The company has now formed two committees at the behest of yoga guru Ramdev to address the problemUpdated: Mar 06, 2017 21:04 IST
Many Patanjali products, promoted by yoga guru Ramdev, are reportedly getting “adverse feedback” from consumers and retailers, denting the company’s hope of doubling its revenue to Rs 10,000 crores in this fiscal.
The Haridwar-based Patanjali Ayurved formed two internal committees at the behest of Ramdev to assuage the dissatisfaction of the retailers to address the problem.
The idea is to keep retailers happy so that they “take care of the interest” of the company by retaining consumers.
Established by Ramdev in 2006, Patanjali’s business journey so far has been impressive. From a humble beginning with Ayurveda products, the company now has array of fast-moving consumer goods (FMCG) on its portfolio.
Of late questions were, however, being raised over the quality of some of its products. Patanjali ghee, noodles, honey are few that faced lab tests, giving enough fodder to the competitors and reason to consumers to doubt.
The company also faced the ire of the Food Safety and Standards Authority of India (FSSAI) for ‘misbranding.’
The company refuted the charges.
“Babaji’s (Ramdev) brand image is associated with the Patanjali products. There is no question of our products being inferior in quality,” claimed SK Tijarawala, spokesperson of the Patanjali.
He, however, did not divulge details of the new arrangements being planned.
“Not every Patanjali product is a huge success. Moreover, it lacked damage and expiry policy that causes loss to us,” said a Patanjali retailer.
A company functionary admitted that riding on the huge brand name of Ramdev, the corporate office at Haridwar earlier neglected the feedback from the partner channels.
But after Ramdev’s intervention two committees have been formed.
One will look into the issues pertaining to the products that are nearing or have reached expiry dates. And the second committee will compensate retailers for those products that get damaged during the shipping. Besides, company is mulling to pass on certain amount of revenue to retailers across the country.
Patanjali’s competitors like Dabur, Procter and Gamble, Nestle have strong distributor base. Off late the company realised this weakness. Despite the fact that Patanjali has got offers to expand business in Bangladesh, UAE, Iran, Azerbaijan etc – the company prefers to concentrate on domestic market. So far beyond India, Patanjali has entered only in Nepal, perhaps due to its managing director Balkrishna’s connection with the Himalayan state.
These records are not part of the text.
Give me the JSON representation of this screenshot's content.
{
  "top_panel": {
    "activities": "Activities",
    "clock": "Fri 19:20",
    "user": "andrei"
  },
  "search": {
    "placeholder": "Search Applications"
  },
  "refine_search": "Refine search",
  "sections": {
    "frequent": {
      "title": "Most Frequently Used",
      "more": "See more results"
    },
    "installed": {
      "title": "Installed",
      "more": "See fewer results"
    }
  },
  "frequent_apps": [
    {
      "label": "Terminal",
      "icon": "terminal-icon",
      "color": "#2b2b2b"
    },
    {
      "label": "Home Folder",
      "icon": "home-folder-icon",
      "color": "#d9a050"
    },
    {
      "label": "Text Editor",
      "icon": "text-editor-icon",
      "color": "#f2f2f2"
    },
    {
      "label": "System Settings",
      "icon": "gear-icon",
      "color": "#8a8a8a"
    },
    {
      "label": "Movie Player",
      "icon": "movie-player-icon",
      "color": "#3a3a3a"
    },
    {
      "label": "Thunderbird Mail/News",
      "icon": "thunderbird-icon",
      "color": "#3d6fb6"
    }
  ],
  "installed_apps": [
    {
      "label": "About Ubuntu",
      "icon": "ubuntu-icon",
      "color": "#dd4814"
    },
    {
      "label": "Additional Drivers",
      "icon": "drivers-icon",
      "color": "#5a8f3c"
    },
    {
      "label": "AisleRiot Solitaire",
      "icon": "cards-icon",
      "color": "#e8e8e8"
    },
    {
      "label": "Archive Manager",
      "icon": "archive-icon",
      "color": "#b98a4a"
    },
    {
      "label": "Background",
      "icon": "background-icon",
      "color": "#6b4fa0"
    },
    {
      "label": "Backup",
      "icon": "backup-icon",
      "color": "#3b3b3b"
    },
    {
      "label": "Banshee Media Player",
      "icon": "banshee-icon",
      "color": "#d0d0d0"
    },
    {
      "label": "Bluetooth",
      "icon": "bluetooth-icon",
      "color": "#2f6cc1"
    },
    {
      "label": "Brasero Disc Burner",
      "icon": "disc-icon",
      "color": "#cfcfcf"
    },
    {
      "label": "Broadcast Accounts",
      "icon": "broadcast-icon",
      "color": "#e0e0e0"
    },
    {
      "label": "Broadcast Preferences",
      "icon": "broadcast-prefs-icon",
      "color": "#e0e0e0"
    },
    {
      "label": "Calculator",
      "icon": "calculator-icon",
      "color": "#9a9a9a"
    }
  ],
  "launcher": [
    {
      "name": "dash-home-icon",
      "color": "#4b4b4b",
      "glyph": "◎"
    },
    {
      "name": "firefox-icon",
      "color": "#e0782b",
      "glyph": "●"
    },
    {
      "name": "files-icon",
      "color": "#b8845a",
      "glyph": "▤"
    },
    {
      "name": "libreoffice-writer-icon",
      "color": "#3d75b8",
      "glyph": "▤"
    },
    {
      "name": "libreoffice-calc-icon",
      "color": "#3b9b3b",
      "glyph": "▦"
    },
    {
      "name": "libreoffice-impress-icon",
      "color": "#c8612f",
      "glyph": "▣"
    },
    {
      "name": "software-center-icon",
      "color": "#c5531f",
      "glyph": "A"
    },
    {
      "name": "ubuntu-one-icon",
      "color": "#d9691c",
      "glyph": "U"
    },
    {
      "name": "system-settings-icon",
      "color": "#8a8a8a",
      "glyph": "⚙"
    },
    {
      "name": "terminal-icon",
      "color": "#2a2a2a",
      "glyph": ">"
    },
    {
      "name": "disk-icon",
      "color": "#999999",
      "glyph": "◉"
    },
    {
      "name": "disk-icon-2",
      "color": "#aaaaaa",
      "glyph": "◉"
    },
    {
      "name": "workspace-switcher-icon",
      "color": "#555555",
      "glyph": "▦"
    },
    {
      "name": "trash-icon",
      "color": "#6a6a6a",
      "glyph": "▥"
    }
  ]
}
“We are expanding fast in India and gradually will move overseas. We have zeroed in Suriname (a former Dutch colony) to expand base” Patanjali spokesperson Tijarawala added.